As is typical, the museum starts off with a 20-minute video, in which the late president himself takes some credit for ending the Cold War. While this may sound like an overreach, in reality, foreign policy regarding the Soviet Union was actually a consistent thread from Truman through George H. W. Bush. Reagan had great follow-through in knocking down what had been teed up for him by previous presidents. No doubt Ford getting Brezhnev to recognize the principle of human rights at Helsinki further eroded the foundation of Stalin's legacy.
The exhibits themselves started off with a cultural check of the mess that was the 70s. Personally, I could have done without the reminder that white guys wore Afros in the days that disco was king, as well as the persistence of bell bottoms. I suppose, however, a museum devoted to the 5th-most-short-lived presidency has to have some filler.
The next space is devoted to Watergate, the genesis of Ford's ascension. It doesn't pull any punches in detailing the disaster Nixon created, while detailing the justification of Ford's pardon of Nixon. I honestly think Ford truly believed it would help move the country forward.
Interspersed with the story of how Ford became the first person not elected as president or vice-president is the requisite biography. The most interesting detail is LBJ's insistence that Ford serve on the Warren Commission (and that Ford and JFK had been friends in the House).
The foreign policy area is the most compelling. During his tenure, Ford had a hand in the following:
- Overseeing the hasty evacuation of Americans from Saigon to close out the Vietnam War. Interestingly, he pushed to open America's borders to 130,000 refugees of South Vietnam, something Congress was reluctant to do. He saw it as living up to our commitment to those who support democracy and freedom. (The museum includes the stairwell used to get to the rooftop helipad of the American embassy...again, a symbol of freedom to Ford.)
- Evacuating Americans from Lebanon after the assassination of the American ambassador.
- Conclusion of Sadat's initiative for Egypt to sign peace with Israel. Kissinger had an active role, and Ford did his part by keeping all of Nixon's cabinet that remained at Ford's inauguration.
- The Helsinki meeting with Brezhnev and signing of Salt II.

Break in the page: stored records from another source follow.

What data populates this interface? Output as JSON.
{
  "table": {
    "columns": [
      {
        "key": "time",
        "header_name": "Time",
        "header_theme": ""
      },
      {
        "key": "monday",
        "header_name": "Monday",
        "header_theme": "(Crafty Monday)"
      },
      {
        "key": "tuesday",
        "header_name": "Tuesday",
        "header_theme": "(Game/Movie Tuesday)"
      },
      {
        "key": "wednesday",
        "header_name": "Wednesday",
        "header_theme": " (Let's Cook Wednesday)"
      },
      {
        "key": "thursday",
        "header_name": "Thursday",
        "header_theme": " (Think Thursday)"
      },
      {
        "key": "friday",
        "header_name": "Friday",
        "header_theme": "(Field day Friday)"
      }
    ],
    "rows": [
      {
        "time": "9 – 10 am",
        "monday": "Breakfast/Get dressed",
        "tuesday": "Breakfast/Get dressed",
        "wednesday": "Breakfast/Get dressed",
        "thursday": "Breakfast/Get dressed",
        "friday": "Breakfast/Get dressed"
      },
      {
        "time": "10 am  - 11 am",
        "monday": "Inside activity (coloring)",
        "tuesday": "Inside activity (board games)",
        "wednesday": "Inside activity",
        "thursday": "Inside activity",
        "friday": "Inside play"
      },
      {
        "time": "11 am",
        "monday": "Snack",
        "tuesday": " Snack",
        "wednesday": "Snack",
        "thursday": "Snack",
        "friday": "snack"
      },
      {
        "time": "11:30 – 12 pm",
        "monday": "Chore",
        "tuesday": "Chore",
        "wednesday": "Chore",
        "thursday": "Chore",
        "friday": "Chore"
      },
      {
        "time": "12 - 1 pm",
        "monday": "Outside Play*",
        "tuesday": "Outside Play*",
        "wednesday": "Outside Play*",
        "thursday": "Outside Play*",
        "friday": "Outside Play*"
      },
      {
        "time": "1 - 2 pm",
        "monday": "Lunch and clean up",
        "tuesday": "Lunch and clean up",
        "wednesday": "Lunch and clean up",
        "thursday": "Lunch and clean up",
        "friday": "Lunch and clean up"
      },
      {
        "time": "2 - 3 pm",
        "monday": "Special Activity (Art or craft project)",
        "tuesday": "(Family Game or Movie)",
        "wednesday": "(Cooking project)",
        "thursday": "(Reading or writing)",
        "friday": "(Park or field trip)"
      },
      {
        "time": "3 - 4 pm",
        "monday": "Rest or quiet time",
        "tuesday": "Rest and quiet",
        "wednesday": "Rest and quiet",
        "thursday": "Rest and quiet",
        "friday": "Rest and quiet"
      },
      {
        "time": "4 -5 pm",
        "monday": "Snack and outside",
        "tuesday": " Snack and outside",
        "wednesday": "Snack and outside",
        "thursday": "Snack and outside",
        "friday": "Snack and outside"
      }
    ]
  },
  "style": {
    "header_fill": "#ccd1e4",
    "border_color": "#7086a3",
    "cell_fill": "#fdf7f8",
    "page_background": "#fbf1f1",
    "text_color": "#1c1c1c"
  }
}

- Starting the Group of 7, forerunner to today's G-20. Ford saw the G-7 as a way to figure out a way to break OPEC's lock on oil prices. Some people see the G-7/G-8/G-20 as a financial cabal, but we're probably better off when the world's richest countries try to coordinate efforts.
A section is devoted to Betty Ford as first lady. The one point that interested me was her support of the Equal Rights Amendment.
On the domestic front, Ford faced the following problems:
- Blowback from not writing a blank check for NYC's bailout. He tied any federal assistance to budget reforms that helped New York cut much red ink. Congressman Ed Koch blasted Ford, but the President foresaw other municipalities lining up if New York got its bailout.
- 9.5% unemployment and 15% inflation. The Democratic Congress wanted to tackle unemployment with more government spending. Ford dropped a number of vetoes on spending bills. The end result was expanded unemployment assistance, but less spending than Congress initially wanted. This paved the way for inflation to fall under 6% in Carter's first year. Fortunately for the current administration, inflation is not tying their hands.
- 2 assassination attempts in less than a month, one by a Manson follower. Did I mention how much the 70's sucked?